Inter-service communication is critical in microservices architecture since individual microservices need to work with each other to provide integrated functionality to end users. Hence, services should be able to talk to each other without much difficulty. Choreo allows the services to be discovered via the service registry as well as developer portal. In addition, it provides built-in constructs to implement inter-service communication via various protocol connectors, such as HTTP, gRPC and WebSocket. With the visual representation of integration microservices, these orchestrations can be easily recognized by looking at the diagram. In addition, with the advanced observability capabilities built-in to the platform, maintaining complex inter-service communication topologies becomes easier with Choreo.
Manage development teams with organizations
Microservices promotes the concept of autonomous teams that have total control over development and delivery of the services. These teams are not permanent teams with a set of people allocated for long periods of time. Rather these are dynamic teams with people sharing their time across multiple teams. Hence the same team member (e.g., an architect) can be a part of multiple microservices teams. Choreo allows managing teams with the organization feature where users can be invited to the organization and these users can be of different roles such as developer or administrator. The same person can become part of different teams (organizations) and work closely with those team members to deliver the individual microservices.

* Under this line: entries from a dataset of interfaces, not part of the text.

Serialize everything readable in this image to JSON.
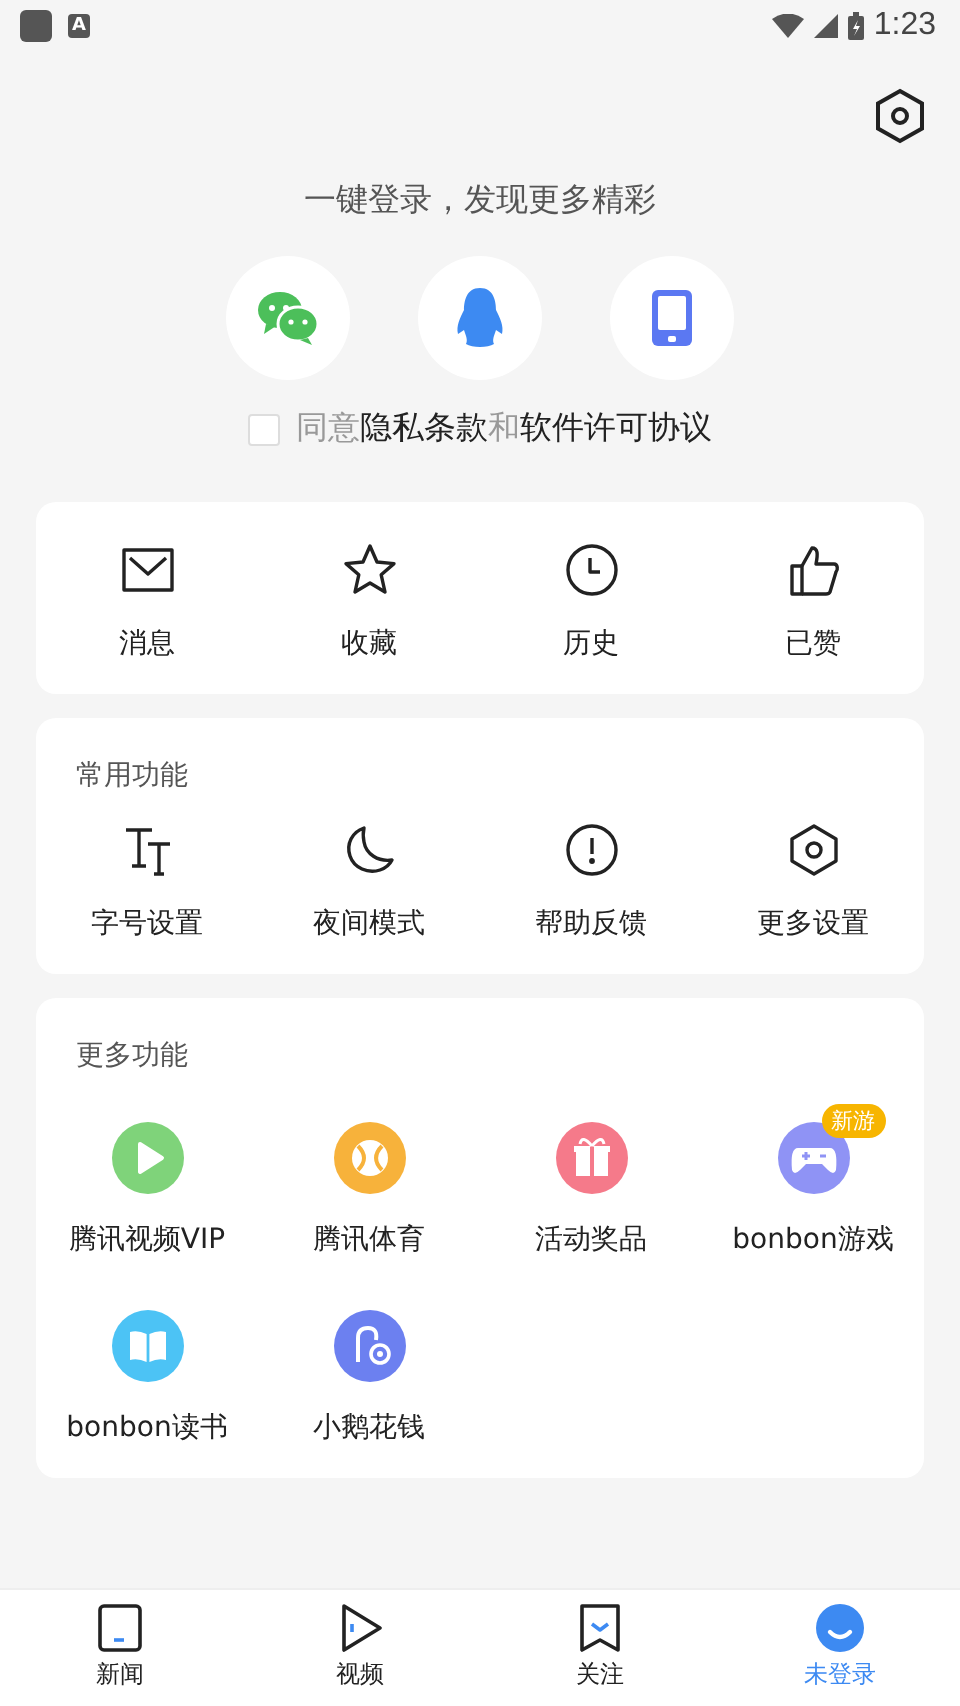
{
  "status_bar": {
    "notification_letter": "A",
    "time": "1:23"
  },
  "login": {
    "prompt": "一键登录，发现更多精彩",
    "agreement": {
      "checked": false,
      "parts": [
        {
          "text": "同意",
          "link": false
        },
        {
          "text": "隐私条款",
          "link": true
        },
        {
          "text": "和",
          "link": false
        },
        {
          "text": "软件许可协议",
          "link": true
        }
      ]
    }
  },
  "quick_actions": [
    {
      "label": "消息"
    },
    {
      "label": "收藏"
    },
    {
      "label": "历史"
    },
    {
      "label": "已赞"
    }
  ],
  "common_functions": {
    "title": "常用功能",
    "items": [
      {
        "label": "字号设置"
      },
      {
        "label": "夜间模式"
      },
      {
        "label": "帮助反馈"
      },
      {
        "label": "更多设置"
      }
    ]
  },
  "more_functions": {
    "title": "更多功能",
    "items": [
      {
        "label": "腾讯视频VIP",
        "color": "#7fd37a"
      },
      {
        "label": "腾讯体育",
        "color": "#f7b23b"
      },
      {
        "label": "活动奖品",
        "color": "#f57a8a"
      },
      {
        "label": "bonbon游戏",
        "color": "#8f93f5",
        "badge": "新游"
      },
      {
        "label": "bonbon读书",
        "color": "#4cc3f5"
      },
      {
        "label": "小鹅花钱",
        "color": "#6c80f0"
      }
    ]
  },
  "tab_bar": [
    {
      "label": "新闻",
      "selected": false
    },
    {
      "label": "视频",
      "selected": false
    },
    {
      "label": "关注",
      "selected": false
    },
    {
      "label": "未登录",
      "selected": true
    }
  ]
}
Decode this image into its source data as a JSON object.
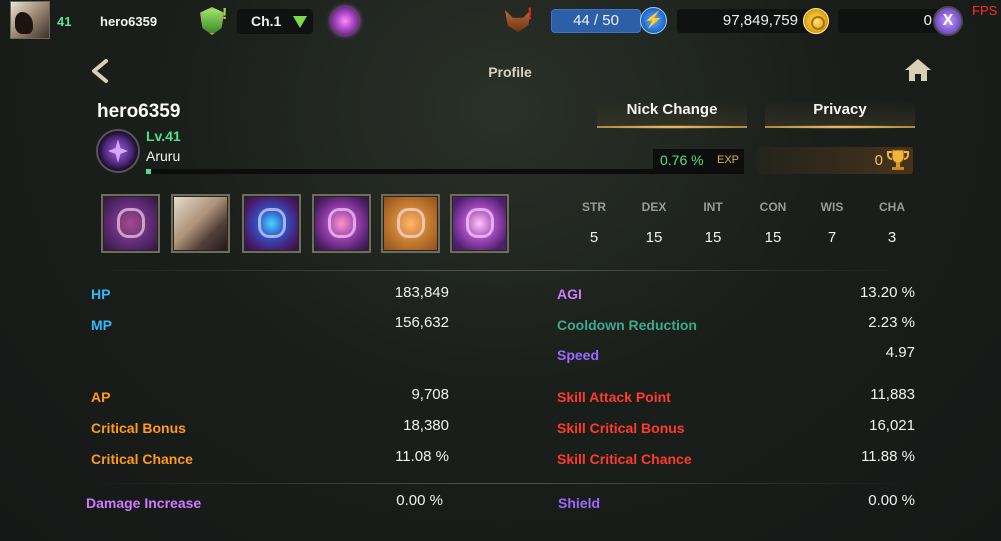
{
  "topbar": {
    "level": "41",
    "player_name": "hero6359",
    "channel": "Ch.1",
    "stamina": "44 / 50",
    "gold": "97,849,759",
    "premium": "0",
    "fps_label": "FPS"
  },
  "header": {
    "title": "Profile"
  },
  "profile": {
    "name": "hero6359",
    "level": "Lv.41",
    "class": "Aruru",
    "exp_percent": "0.76 %",
    "exp_label": "EXP",
    "exp_fraction": 0.0076,
    "nick_change": "Nick Change",
    "privacy": "Privacy",
    "trophies": "0"
  },
  "base_stats": [
    {
      "label": "STR",
      "value": "5"
    },
    {
      "label": "DEX",
      "value": "15"
    },
    {
      "label": "INT",
      "value": "15"
    },
    {
      "label": "CON",
      "value": "15"
    },
    {
      "label": "WIS",
      "value": "7"
    },
    {
      "label": "CHA",
      "value": "3"
    }
  ],
  "stats_left": {
    "hp": {
      "label": "HP",
      "value": "183,849"
    },
    "mp": {
      "label": "MP",
      "value": "156,632"
    },
    "ap": {
      "label": "AP",
      "value": "9,708"
    },
    "crit_bonus": {
      "label": "Critical Bonus",
      "value": "18,380"
    },
    "crit_chance": {
      "label": "Critical Chance",
      "value": "11.08 %"
    },
    "damage_increase": {
      "label": "Damage Increase",
      "value": "0.00 %"
    }
  },
  "stats_right": {
    "agi": {
      "label": "AGI",
      "value": "13.20 %"
    },
    "cooldown": {
      "label": "Cooldown Reduction",
      "value": "2.23 %"
    },
    "speed": {
      "label": "Speed",
      "value": "4.97"
    },
    "skill_ap": {
      "label": "Skill Attack Point",
      "value": "11,883"
    },
    "skill_crit_bonus": {
      "label": "Skill Critical Bonus",
      "value": "16,021"
    },
    "skill_crit_chance": {
      "label": "Skill Critical Chance",
      "value": "11.88 %"
    },
    "shield": {
      "label": "Shield",
      "value": "0.00 %"
    }
  },
  "colors": {
    "level_green": "#4fe08d",
    "hp_blue": "#33b7ff",
    "ap_orange": "#ff9a1a",
    "skill_red": "#ff3b2a",
    "agi_violet": "#cf7bff",
    "cooldown_teal": "#3fa88b",
    "stamina_blue": "#2c5fa8"
  },
  "icons": [
    "avatar",
    "shield-icon",
    "chevron-down-icon",
    "emblem-icon",
    "fox-icon",
    "bolt-icon",
    "coin-icon",
    "x-token-icon",
    "back-arrow-icon",
    "home-icon",
    "class-icon",
    "trophy-icon"
  ]
}
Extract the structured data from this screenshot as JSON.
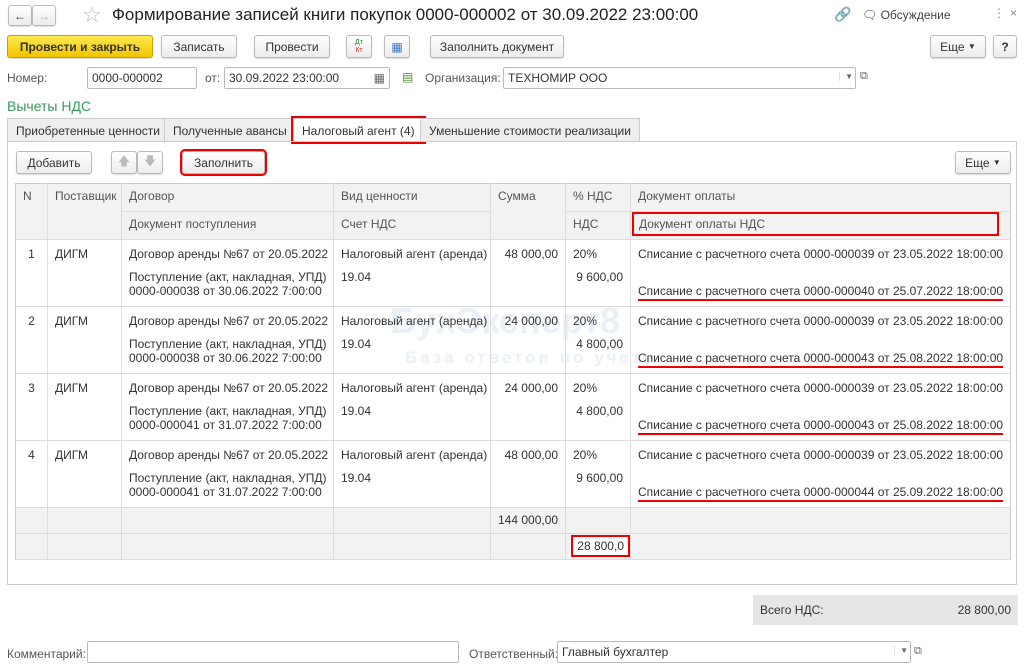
{
  "window": {
    "title": "Формирование записей книги покупок 0000-000002 от 30.09.2022 23:00:00",
    "discussion": "Обсуждение"
  },
  "toolbar": {
    "post_close": "Провести и закрыть",
    "save": "Записать",
    "post": "Провести",
    "dtkt_top": "Дт",
    "dtkt_bottom": "Кт",
    "fill_doc": "Заполнить документ",
    "more": "Еще",
    "help": "?"
  },
  "header": {
    "number_label": "Номер:",
    "number": "0000-000002",
    "date_label": "от:",
    "date": "30.09.2022 23:00:00",
    "org_label": "Организация:",
    "org": "ТЕХНОМИР ООО"
  },
  "section_title": "Вычеты НДС",
  "tabs": [
    "Приобретенные ценности",
    "Полученные авансы",
    "Налоговый агент (4)",
    "Уменьшение стоимости реализации"
  ],
  "table_toolbar": {
    "add": "Добавить",
    "fill": "Заполнить",
    "more": "Еще"
  },
  "columns": {
    "n": "N",
    "supplier": "Поставщик",
    "contract": "Договор",
    "receipt_doc": "Документ поступления",
    "value_type": "Вид ценности",
    "vat_account": "Счет НДС",
    "amount": "Сумма",
    "vat_rate": "% НДС",
    "vat": "НДС",
    "payment_doc": "Документ оплаты",
    "vat_payment_doc": "Документ оплаты НДС"
  },
  "rows": [
    {
      "n": "1",
      "supplier": "ДИГМ",
      "contract": "Договор аренды №67 от 20.05.2022",
      "receipt_1": "Поступление (акт, накладная, УПД)",
      "receipt_2": "0000-000038 от 30.06.2022 7:00:00",
      "value_type": "Налоговый агент (аренда)",
      "vat_account": "19.04",
      "amount": "48 000,00",
      "vat_rate": "20%",
      "vat": "9 600,00",
      "payment_doc": "Списание с расчетного счета 0000-000039 от 23.05.2022 18:00:00",
      "vat_payment_doc": "Списание с расчетного счета 0000-000040 от 25.07.2022 18:00:00"
    },
    {
      "n": "2",
      "supplier": "ДИГМ",
      "contract": "Договор аренды №67 от 20.05.2022",
      "receipt_1": "Поступление (акт, накладная, УПД)",
      "receipt_2": "0000-000038 от 30.06.2022 7:00:00",
      "value_type": "Налоговый агент (аренда)",
      "vat_account": "19.04",
      "amount": "24 000,00",
      "vat_rate": "20%",
      "vat": "4 800,00",
      "payment_doc": "Списание с расчетного счета 0000-000039 от 23.05.2022 18:00:00",
      "vat_payment_doc": "Списание с расчетного счета 0000-000043 от 25.08.2022 18:00:00"
    },
    {
      "n": "3",
      "supplier": "ДИГМ",
      "contract": "Договор аренды №67 от 20.05.2022",
      "receipt_1": "Поступление (акт, накладная, УПД)",
      "receipt_2": "0000-000041 от 31.07.2022 7:00:00",
      "value_type": "Налоговый агент (аренда)",
      "vat_account": "19.04",
      "amount": "24 000,00",
      "vat_rate": "20%",
      "vat": "4 800,00",
      "payment_doc": "Списание с расчетного счета 0000-000039 от 23.05.2022 18:00:00",
      "vat_payment_doc": "Списание с расчетного счета 0000-000043 от 25.08.2022 18:00:00"
    },
    {
      "n": "4",
      "supplier": "ДИГМ",
      "contract": "Договор аренды №67 от 20.05.2022",
      "receipt_1": "Поступление (акт, накладная, УПД)",
      "receipt_2": "0000-000041 от 31.07.2022 7:00:00",
      "value_type": "Налоговый агент (аренда)",
      "vat_account": "19.04",
      "amount": "48 000,00",
      "vat_rate": "20%",
      "vat": "9 600,00",
      "payment_doc": "Списание с расчетного счета 0000-000039 от 23.05.2022 18:00:00",
      "vat_payment_doc": "Списание с расчетного счета 0000-000044 от 25.09.2022 18:00:00"
    }
  ],
  "totals": {
    "amount": "144 000,00",
    "vat": "28 800,0"
  },
  "summary": {
    "label": "Всего НДС:",
    "value": "28 800,00"
  },
  "footer": {
    "comment_label": "Комментарий:",
    "comment": "",
    "responsible_label": "Ответственный:",
    "responsible": "Главный бухгалтер"
  },
  "watermark": {
    "brand": "БухЭксперт8",
    "tagline": "База ответов по учету"
  }
}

These capabilities along with the other features, such as API lifecycle management and DevOps process management, means Choreo can accelerate your journey towards a microservices architecture.
Advantages of Choreo
In addition to the advantages related to microservices architecture mentioned in the preceding paragraphs, Choreo comes with capabilities comparable to those of other platforms available in the market. These include the following.
- A serverless platform to build microservices without worrying about the underlying infrastructure
- A low-code approach with a sequence diagram-based programming model to develop microservices rapidly
- Strong API management capabilities built-in to the platform to secure and govern microservices delivery
- Automated deployment of microservices with built-in CICD pipelines that deploy services to a kubernetes runtime
- AI-driven assistance with automated performance analysis and data mapping for developing microservices with optimized performance
- Advanced observability features enabled automatically to troubleshoot production incidents directly from the platform
- An API marketplace to share microservices and APIs across teams, BUs, and organizations and expand to an API economy
Choreo is a platform created from the ground up to help organizations to innovate. Microservices architecture is a great, modern approach to bring innovation to the enterprises. In this article, we discussed how Choreo can help organizations to accelerate their microservices adoption and become a fully agile, innovative enterprise with minimal effort and time spent on building the infrastructure. We went through the challenges of the microservices architecture and identified specific Choreo features that would help us to tackle those challenges and come up with an effective microservices architecture.
Click here to find out more on how Choreo gives organizations a single, all-inclusive platform for creating integrations, services and APIs; managing APIs; and deploying services and APIs—going from ideas to production in hours.